This newly updated fold-out guide covers the top 50 birds of gardens and parks, including ponds and rivers. Designed for speedy bird identification with living birds in the garden, the guide features beautiful colour paintings by Chris Shields. Accompanying text on the reverse side covers body size, food, key identification notes and conservation status. 


Challenger Plastic Seed Feeder Challenger Plastic Seed Feeder 

This seed feeder is ideal for small spaces due to its size and is made from durable, long-lasting plastic. The feeder includes perching rings which have been designed to allow birds to feed in their natural facing forward position and is available in two different sizes. 


 NHBS Wooden Bird Nest Box NHBS Wooden Bird Nest Box 

Installing a nest box in your garden is one of the easiest ways to support local bird populations, providing them with a warm, sheltered environment with protection from most types of predators. Our own range of wooden bird nest boxes have been custom designed and manufactured from substantial 2cm thick FSC-certified wood, are available with either a 25mm or 32mm entrance hole and can be expected to last for 5–10 years. 


Discovery Plastic Window Seed FeederDiscovery Plastic Window Seed Feeder

The Discovery Plastic Window Seed Feeder is ideal for those with small gardens or balconies and who are new to bird feeding. It has two feeding ports with ring perches to allow the birds to feed in a natural position and the high-suction pads securely fix the feeder to glass which offers a fantastic way to watch garden birds up close.


Hawke Optics Nature-Trek Binos in greenHawke Optics Nature-Trek Binoculars

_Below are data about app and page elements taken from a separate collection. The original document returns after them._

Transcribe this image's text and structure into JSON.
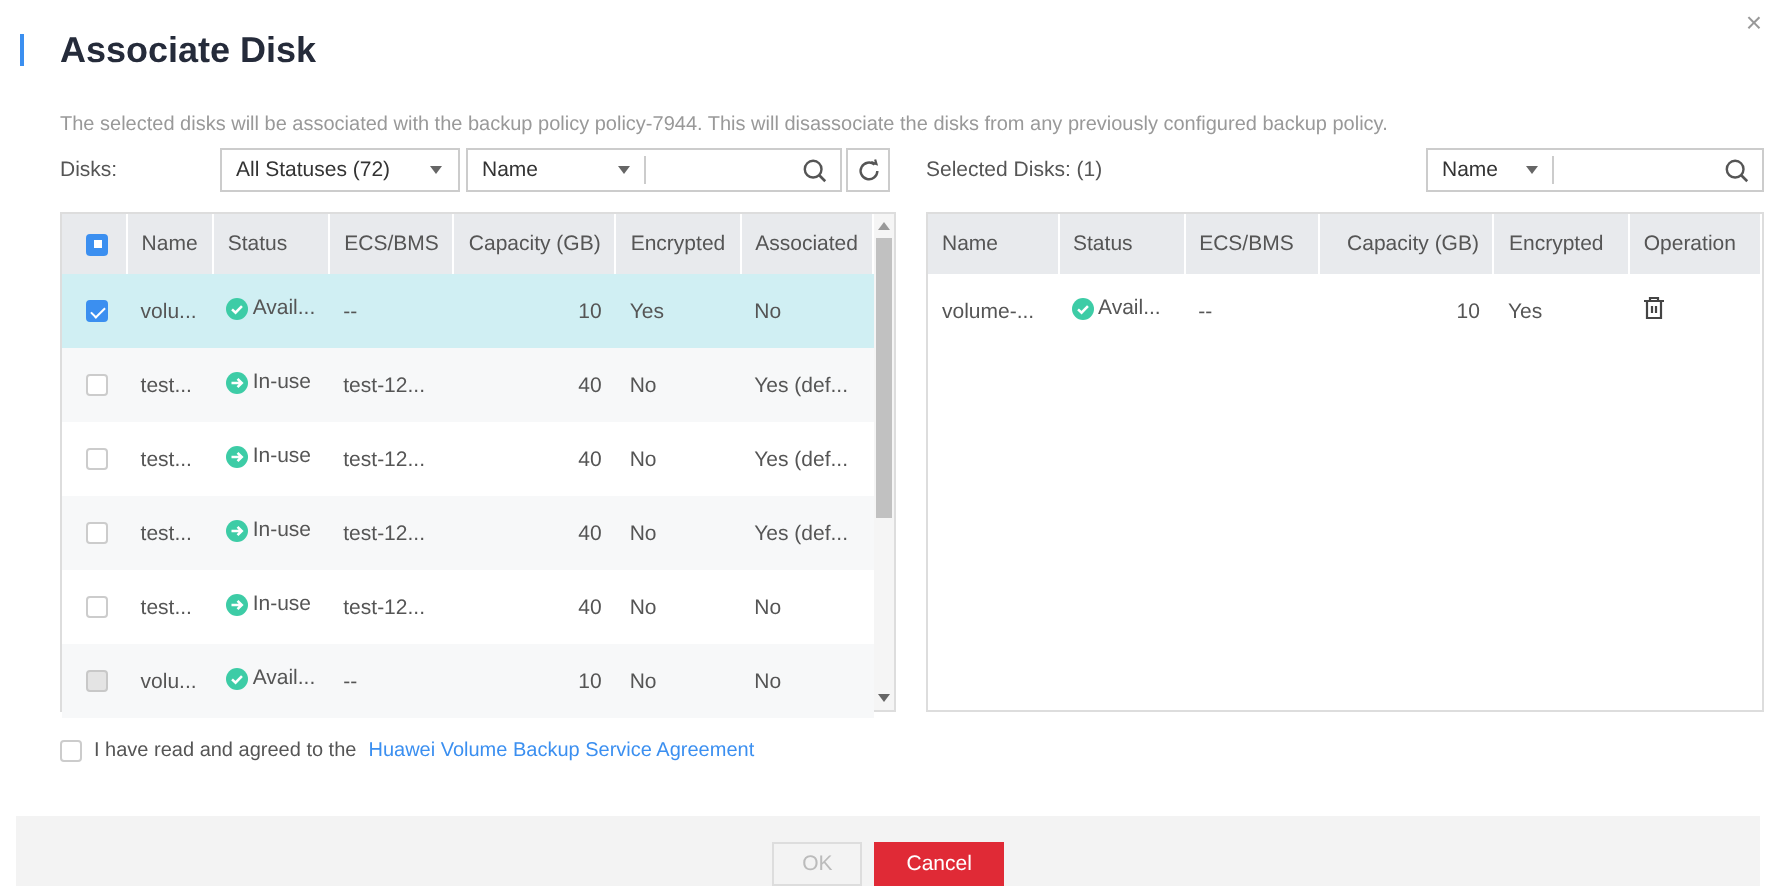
{
  "dialog": {
    "title": "Associate Disk",
    "close": "×"
  },
  "description": "The selected disks will be associated with the backup policy policy-7944. This will disassociate the disks from any previously configured backup policy.",
  "disks": {
    "label": "Disks:",
    "status_filter": "All Statuses (72)",
    "search_by": "Name",
    "table": {
      "header_checkbox": {
        "indeterminate": true
      },
      "columns": [
        "Name",
        "Status",
        "ECS/BMS",
        "Capacity (GB)",
        "Encrypted",
        "Associated"
      ],
      "rows": [
        {
          "selected": true,
          "disabled": false,
          "name": "volu...",
          "status": {
            "kind": "available",
            "text": "Avail..."
          },
          "server": "--",
          "capacity": "10",
          "encrypted": "Yes",
          "associated": "No"
        },
        {
          "selected": false,
          "disabled": false,
          "name": "test...",
          "status": {
            "kind": "in-use",
            "text": "In-use"
          },
          "server": "test-12...",
          "capacity": "40",
          "encrypted": "No",
          "associated": "Yes (def..."
        },
        {
          "selected": false,
          "disabled": false,
          "name": "test...",
          "status": {
            "kind": "in-use",
            "text": "In-use"
          },
          "server": "test-12...",
          "capacity": "40",
          "encrypted": "No",
          "associated": "Yes (def..."
        },
        {
          "selected": false,
          "disabled": false,
          "name": "test...",
          "status": {
            "kind": "in-use",
            "text": "In-use"
          },
          "server": "test-12...",
          "capacity": "40",
          "encrypted": "No",
          "associated": "Yes (def..."
        },
        {
          "selected": false,
          "disabled": false,
          "name": "test...",
          "status": {
            "kind": "in-use",
            "text": "In-use"
          },
          "server": "test-12...",
          "capacity": "40",
          "encrypted": "No",
          "associated": "No"
        },
        {
          "selected": false,
          "disabled": true,
          "name": "volu...",
          "status": {
            "kind": "available",
            "text": "Avail..."
          },
          "server": "--",
          "capacity": "10",
          "encrypted": "No",
          "associated": "No"
        }
      ]
    }
  },
  "selected_disks": {
    "label": "Selected Disks: (1)",
    "search_by": "Name",
    "table": {
      "columns": [
        "Name",
        "Status",
        "ECS/BMS",
        "Capacity (GB)",
        "Encrypted",
        "Operation"
      ],
      "rows": [
        {
          "name": "volume-...",
          "status": {
            "kind": "available",
            "text": "Avail..."
          },
          "server": "--",
          "capacity": "10",
          "encrypted": "Yes"
        }
      ]
    }
  },
  "agreement": {
    "checked": false,
    "text": "I have read and agreed to the",
    "link": "Huawei Volume Backup Service Agreement"
  },
  "buttons": [
    {
      "label": "OK",
      "kind": "primary",
      "disabled": true
    },
    {
      "label": "Cancel",
      "kind": "danger",
      "disabled": false
    }
  ]
}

The Hawke Optics Nature-Trek Binoculars are great value and ideal for fieldwork. They have a shock-resistant polycarbonate body, making them robust yet lightweight, and are waterproof and fog-free. The inner-focus optical design and BAK 4 roof prism produces high resolution images and ensures no detail is lost when viewing at long or short distances, while they also have effortless focusing and impressive depth of field which makes these binoculars quick and easy to use.


Kite Ursus Binoculars in black.Kite Ursus Binoculars

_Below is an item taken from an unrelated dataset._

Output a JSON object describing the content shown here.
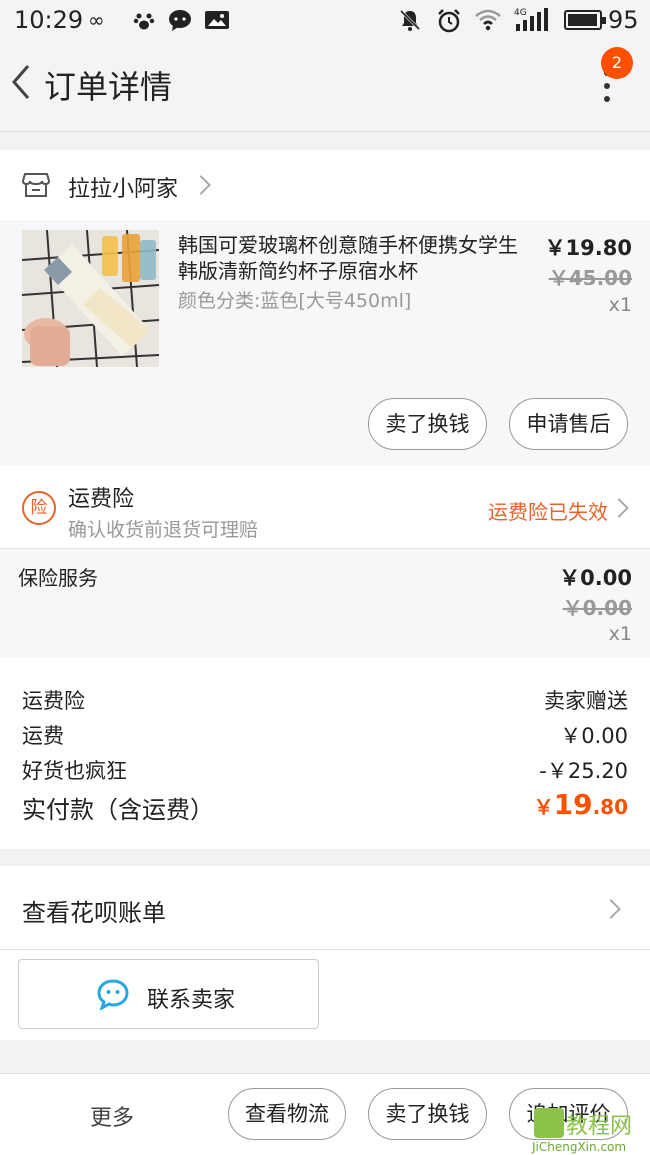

The Kite Ursus binoculars are an easy to use, entry-level pair of binoculars with all-round performance. They have been designed for everyday use and have a robust, fully waterproof housing, rubber touch points, and are lightweight and well balanced with a short hinge and a large ribbed focus wheel so changing focus is easy. As with other Kite binoculars, the Ursus also have a great field of view and, combined with their image quality, this makes them great for panning while watching fast moving subjects.


GPO PASSION 10x32 ED Binoculars in green.GPO PASSION 10×32 ED Binoculars

These binoculars combine a sleek design with high-quality features, including a Schmidt-Pechan prism, 10× magnification, ED multi-coated lenses and matched optics, which deliver exceptional clarity and colour transmission. They also offer a wide field of view, high edge-to-edge sharpness and a close minimum focus, which makes them unique among models in this price range, and come in five colours: green, brown, black, sand and orange.